This follows complaints about some package travel organisers advising customers that they are not entitled to a refund as their contract was between the company and a group, such as a school, rather than made directly with the customer. It is the CMA’s view that the Package Travel Regulations apply to these group travel packages, and that individual customers should be entitled to a refund if they have paid money in advance for a group trip that is cancelled because of the pandemic.

The CMA’s statement on consumer protection law, setting out its views, is designed to help consumers understand their rights and to help businesses treat their customers fairly. Ultimately only a court can decide how the law applies in each circumstance.

Witnessing wills remotely

A statutory instrument will be issued September 2020 that will legitimise the witnessing of wills by video conferencing methods. This extension to the witness process will apply from 31 January 2020 for two years.

The new law will amend the Wills Act 1837 to stipulate that where wills must be signed in the ‘presence’ of at least two witnesses, their presence can be either physical or virtual.
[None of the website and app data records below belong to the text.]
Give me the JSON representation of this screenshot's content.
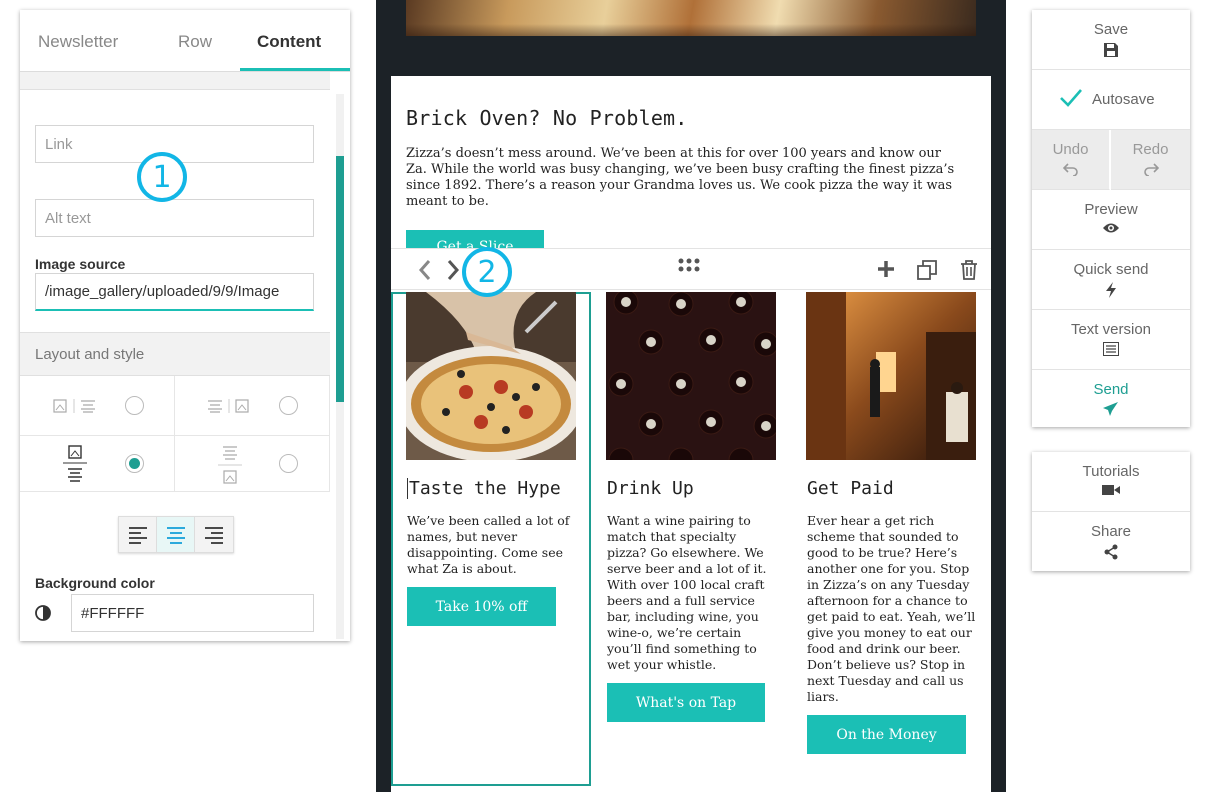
{
  "left_panel": {
    "tabs": [
      "Newsletter",
      "Row",
      "Content"
    ],
    "active_tab": "Content",
    "link_placeholder": "Link",
    "alt_text_placeholder": "Alt text",
    "image_source_label": "Image source",
    "image_source_value": "/image_gallery/uploaded/9/9/Image",
    "layout_section_label": "Layout and style",
    "background_color_label": "Background color",
    "background_color_value": "#FFFFFF"
  },
  "email": {
    "intro_title": "Brick Oven? No Problem.",
    "intro_text": "Zizza’s doesn’t mess around. We’ve been at this for over 100 years and know our Za. While the world was busy changing, we’ve been busy crafting the finest pizza’s since 1892. There’s a reason your Grandma loves us. We cook pizza the way it was meant to be.",
    "intro_button": "Get a Slice",
    "columns": [
      {
        "title": "Taste the Hype",
        "text": "We’ve been called a lot of names, but never disappointing. Come see what Za is about.",
        "button": "Take 10% off"
      },
      {
        "title": "Drink Up",
        "text": "Want a wine pairing to match that specialty pizza? Go elsewhere. We serve beer and a lot of it. With over 100 local craft beers and a full service bar, including wine, you wine-o, we’re certain you’ll find something to wet your whistle.",
        "button": "What's on Tap"
      },
      {
        "title": "Get Paid",
        "text": "Ever hear a get rich scheme that sounded to good to be true? Here’s another one for you. Stop in Zizza’s on any Tuesday afternoon for a chance to get paid to eat. Yeah, we’ll give you money to eat our food and drink our beer. Don’t believe us? Stop in next Tuesday and call us liars.",
        "button": "On the Money"
      }
    ]
  },
  "markers": [
    "1",
    "2"
  ],
  "right_panel": {
    "save": "Save",
    "autosave": "Autosave",
    "undo": "Undo",
    "redo": "Redo",
    "preview": "Preview",
    "quick_send": "Quick send",
    "text_version": "Text version",
    "send": "Send",
    "tutorials": "Tutorials",
    "share": "Share"
  },
  "colors": {
    "accent": "#1bbfb5",
    "selection": "#1e9e92",
    "marker": "#12b6e6",
    "canvas_bg": "#1c2227"
  }
}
An increasing number of people have sought to make wills during the COVID-19 pandemic, but for people shielding or self-isolating it is extremely challenging to follow the normal legalities of making a will – namely it being witnessed by two people.

To reflect this, the will-maker could use the following example phrase:

‘I first name, surname, wish to make a will of my own free will and sign it here before these witnesses, who are witnessing me doing this remotely’.

Witnessing pre-recorded videos will not be permissible – the witnesses must see the will being signed in real-time. The person making the will must be acting with capacity and in the absence of undue influence. If possible, the whole video-signing and witnessing process should be recorded and the recording retained. This may assist a court in the event of a will being challenged – both in terms of whether the will was made in a legally valid way, but also to try and detect any indications of undue influence, fraud or lack of capacity.

Which video conferencing software?

The process of choosing a video conference solution for your practice can be a little hit and miss due to the variety of solutions on offer. Practitioners have adopted the use of web conferencing to:

  • Deal with staff matters
  • Organise client meetings
  • Organise partners’ meetings

In fact, much of the activity previously undertaken face to face is now accommodated by an old-fashioned telephone call – sometimes with a video link – or video conferencing software.

The problem is, there is a bewildering array of software to choose from.

Practitioners still looking for a solution could take a look at a recent report issued by Software Reviews that ranks alternatives based on specific criteria. Google “SoftwareReviews web conferencing”.

Or you could ask clients or IT contacts what they recommend.

Truthfully, the differences that seem to separate the leading brands are not that great and as long as the software you choose does the job, why change.

What is clear is that video conferencing is here to stay. It is doubtful that the present restrictions on face to face contact will be eased significantly any time soon.